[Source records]
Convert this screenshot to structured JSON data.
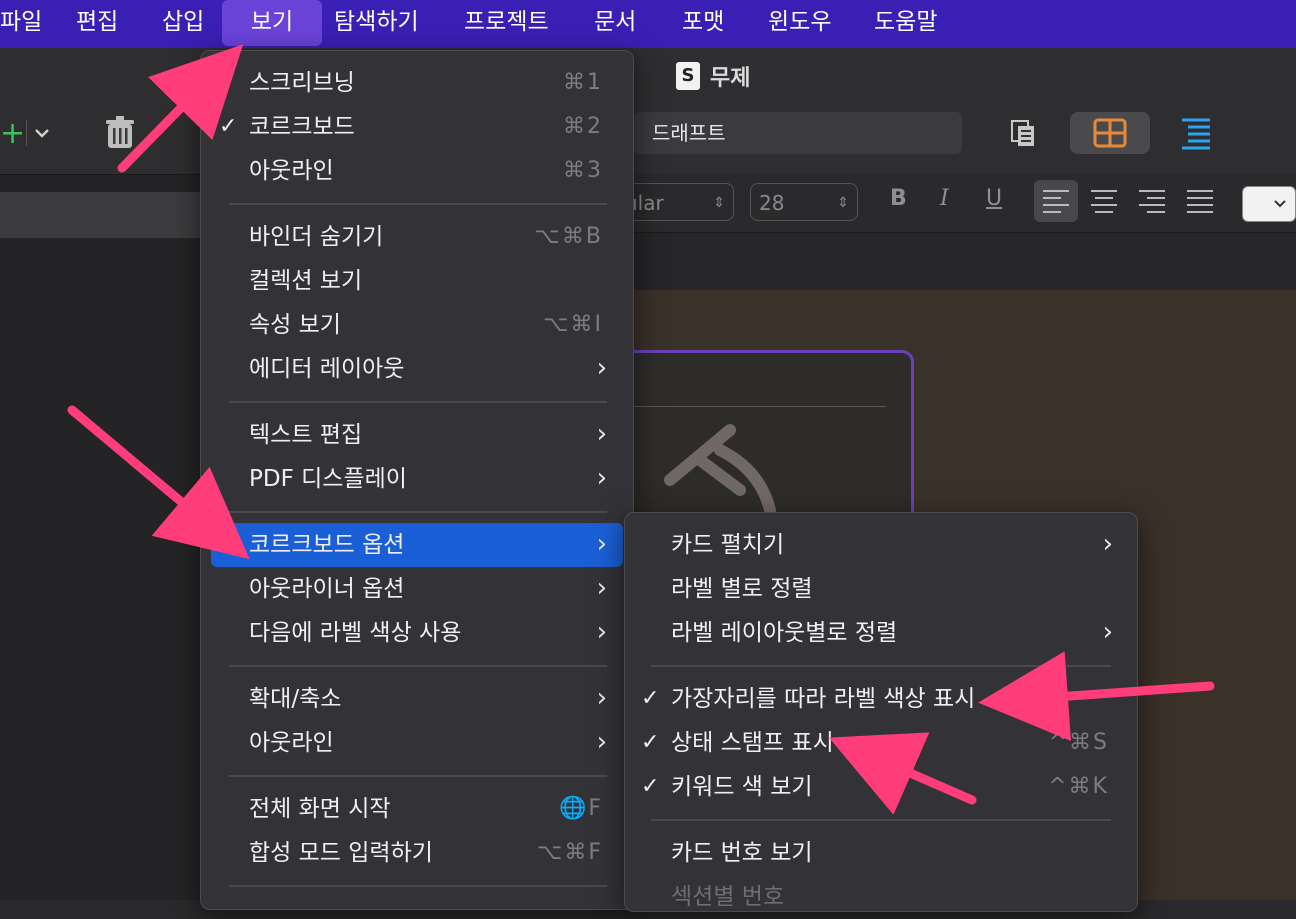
{
  "menubar": {
    "items": [
      "파일",
      "편집",
      "삽입",
      "보기",
      "탐색하기",
      "프로젝트",
      "문서",
      "포맷",
      "윈도우",
      "도움말"
    ],
    "active": "보기"
  },
  "window": {
    "title": "무제",
    "doc_icon": "S"
  },
  "toolbar": {
    "draft_label": "드래프트",
    "add_icon": "+",
    "chevron": "⌄",
    "icons": [
      "add-icon",
      "chevron-down-icon",
      "trash-icon",
      "copy-icon",
      "corkboard-icon",
      "outline-icon"
    ]
  },
  "format_bar": {
    "font_style": "ular",
    "font_size": "28",
    "bold": "B",
    "italic": "I",
    "underline": "U"
  },
  "view_menu": {
    "items": [
      {
        "label": "스크리브닝",
        "shortcut": "⌘1",
        "checked": false
      },
      {
        "label": "코르크보드",
        "shortcut": "⌘2",
        "checked": true
      },
      {
        "label": "아웃라인",
        "shortcut": "⌘3",
        "checked": false
      },
      {
        "label": "바인더 숨기기",
        "shortcut": "⌥⌘B"
      },
      {
        "label": "컬렉션 보기",
        "shortcut": ""
      },
      {
        "label": "속성 보기",
        "shortcut": "⌥⌘I"
      },
      {
        "label": "에디터 레이아웃",
        "submenu": true
      },
      {
        "label": "텍스트 편집",
        "submenu": true
      },
      {
        "label": "PDF 디스플레이",
        "submenu": true
      },
      {
        "label": "코르크보드 옵션",
        "submenu": true,
        "highlighted": true
      },
      {
        "label": "아웃라이너 옵션",
        "submenu": true
      },
      {
        "label": "다음에 라벨 색상 사용",
        "submenu": true
      },
      {
        "label": "확대/축소",
        "submenu": true
      },
      {
        "label": "아웃라인",
        "submenu": true
      },
      {
        "label": "전체 화면 시작",
        "shortcut": "🌐F"
      },
      {
        "label": "합성 모드 입력하기",
        "shortcut": "⌥⌘F"
      }
    ],
    "check_glyph": "✓",
    "submenu_glyph": "›"
  },
  "corkboard_submenu": {
    "items": [
      {
        "label": "카드 펼치기",
        "submenu": true
      },
      {
        "label": "라벨 별로 정렬"
      },
      {
        "label": "라벨 레이아웃별로 정렬",
        "submenu": true
      },
      {
        "label": "가장자리를 따라 라벨 색상 표시",
        "checked": true,
        "shortcut": ""
      },
      {
        "label": "상태 스탬프 표시",
        "checked": true,
        "shortcut": "^⌘S"
      },
      {
        "label": "키워드 색 보기",
        "checked": true,
        "shortcut": "^⌘K"
      },
      {
        "label": "카드 번호 보기"
      },
      {
        "label": "섹션별 번호",
        "disabled": true
      }
    ]
  },
  "colors": {
    "menubar": "#3a1fb5",
    "highlight": "#1b5fd6",
    "arrow": "#ff3d7a",
    "card_border": "#6c3fb8"
  }
}
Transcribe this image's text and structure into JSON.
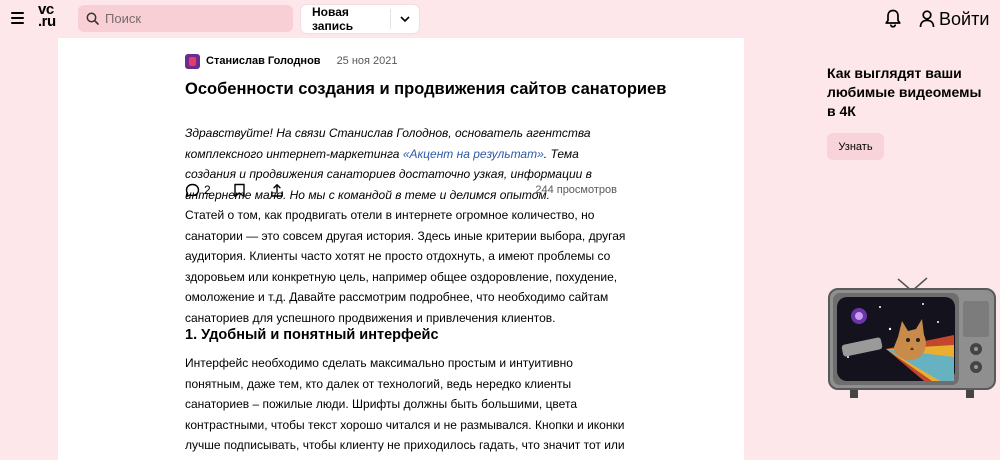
{
  "header": {
    "logo_line1": "vc",
    "logo_line2": ".ru",
    "search_placeholder": "Поиск",
    "new_post_label": "Новая запись",
    "login_label": "Войти"
  },
  "article": {
    "author": "Станислав Голоднов",
    "date": "25 ноя 2021",
    "title": "Особенности создания и продвижения сайтов санаториев",
    "lead_before": "Здравствуйте! На связи Станислав Голоднов, основатель агентства комплексного интернет-маркетинга ",
    "lead_link": "«Акцент на результат»",
    "lead_after": ". Тема создания и продвижения санаториев достаточно узкая, информации в интернете мало. Но мы с командой в теме и делимся опытом.",
    "comments_count": "2",
    "views": "244 просмотров",
    "paragraph1": "Статей о том, как продвигать отели в интернете огромное количество, но санатории — это совсем другая история. Здесь иные критерии выбора, другая аудитория. Клиенты часто хотят не просто отдохнуть, а имеют проблемы со здоровьем или конкретную цель, например общее оздоровление, похудение, омоложение и т.д. Давайте рассмотрим подробнее, что необходимо сайтам санаториев для успешного продвижения и привлечения клиентов.",
    "heading1": "1. Удобный и понятный интерфейс",
    "paragraph2": "Интерфейс необходимо сделать максимально простым и интуитивно понятным, даже тем, кто далек от технологий, ведь нередко клиенты санаториев – пожилые люди. Шрифты должны быть большими, цвета контрастными, чтобы текст хорошо читался и не размывался. Кнопки и иконки лучше подписывать, чтобы клиенту не приходилось гадать, что значит тот или иной знак."
  },
  "sidebar": {
    "promo_title": "Как выглядят ваши любимые видеомемы в 4К",
    "promo_button": "Узнать"
  },
  "colors": {
    "page_background": "#fde7ea",
    "search_background": "#f7cfd5",
    "link": "#2c59a8",
    "secondary_text": "#595959"
  },
  "icons": [
    "menu-icon",
    "search-icon",
    "chevron-down-icon",
    "bell-icon",
    "user-icon",
    "comment-icon",
    "bookmark-icon",
    "share-icon"
  ]
}
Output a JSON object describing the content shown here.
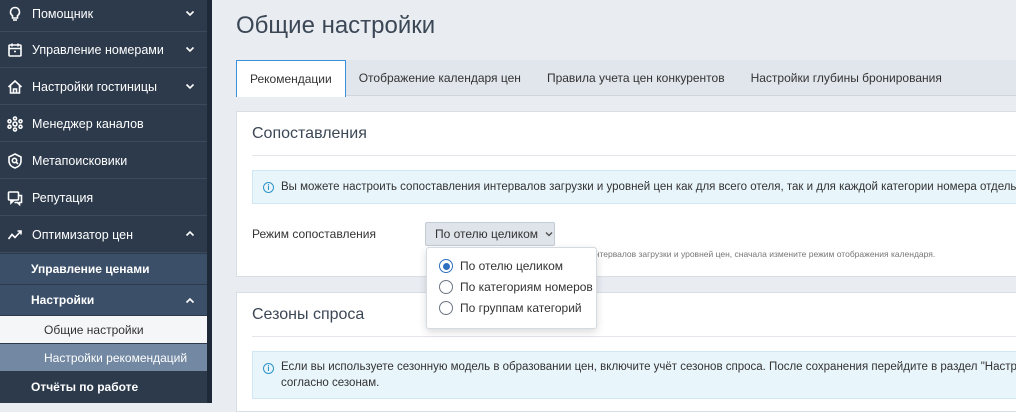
{
  "sidebar": {
    "items": [
      {
        "label": "Помощник",
        "icon": "lightbulb-icon"
      },
      {
        "label": "Управление номерами",
        "icon": "calendar-icon"
      },
      {
        "label": "Настройки гостиницы",
        "icon": "home-icon"
      },
      {
        "label": "Менеджер каналов",
        "icon": "network-icon"
      },
      {
        "label": "Метапоисковики",
        "icon": "search-shield-icon"
      },
      {
        "label": "Репутация",
        "icon": "chat-icon"
      },
      {
        "label": "Оптимизатор цен",
        "icon": "trend-icon"
      }
    ],
    "price_optimizer": {
      "price_management": "Управление ценами",
      "settings": "Настройки",
      "general_settings": "Общие настройки",
      "recommendation_settings": "Настройки рекомендаций",
      "work_reports": "Отчёты по работе"
    }
  },
  "page": {
    "title": "Общие настройки"
  },
  "tabs": [
    {
      "label": "Рекомендации",
      "active": true
    },
    {
      "label": "Отображение календаря цен",
      "active": false
    },
    {
      "label": "Правила учета цен конкурентов",
      "active": false
    },
    {
      "label": "Настройки глубины бронирования",
      "active": false
    }
  ],
  "mapping": {
    "title": "Сопоставления",
    "info": "Вы можете настроить сопоставления интервалов загрузки и уровней цен как для всего отеля, так и для каждой категории номера отдельно.",
    "field_label": "Режим сопоставления",
    "selected_value": "По отелю целиком",
    "hint": "интервалов загрузки и уровней цен, сначала измените режим отображения календаря.",
    "options": [
      {
        "label": "По отелю целиком",
        "checked": true
      },
      {
        "label": "По категориям номеров",
        "checked": false
      },
      {
        "label": "По группам категорий",
        "checked": false
      }
    ]
  },
  "seasons": {
    "title": "Сезоны спроса",
    "info_line1": "Если вы используете сезонную модель в образовании цен, включите учёт сезонов спроса. После сохранения перейдите в раздел \"Настройки",
    "info_line2": "согласно сезонам."
  },
  "colors": {
    "sidebar_bg": "#2c3a4c",
    "accent": "#3b8ed8",
    "active_submenu": "#7288a3",
    "info_bg": "#e8f5fb"
  }
}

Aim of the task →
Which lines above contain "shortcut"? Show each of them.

Answer space →
        "shortcut": "⌘1",
        "shortcut": "⌘2",
        "shortcut": "⌘3",
        "shortcut": "⌥⌘B"
        "shortcut": ""
        "shortcut": "⌥⌘I"
        "shortcut": "🌐F"
        "shortcut": "⌥⌘F"
        "shortcut": ""
        "shortcut": "^⌘S"
        "shortcut": "^⌘K"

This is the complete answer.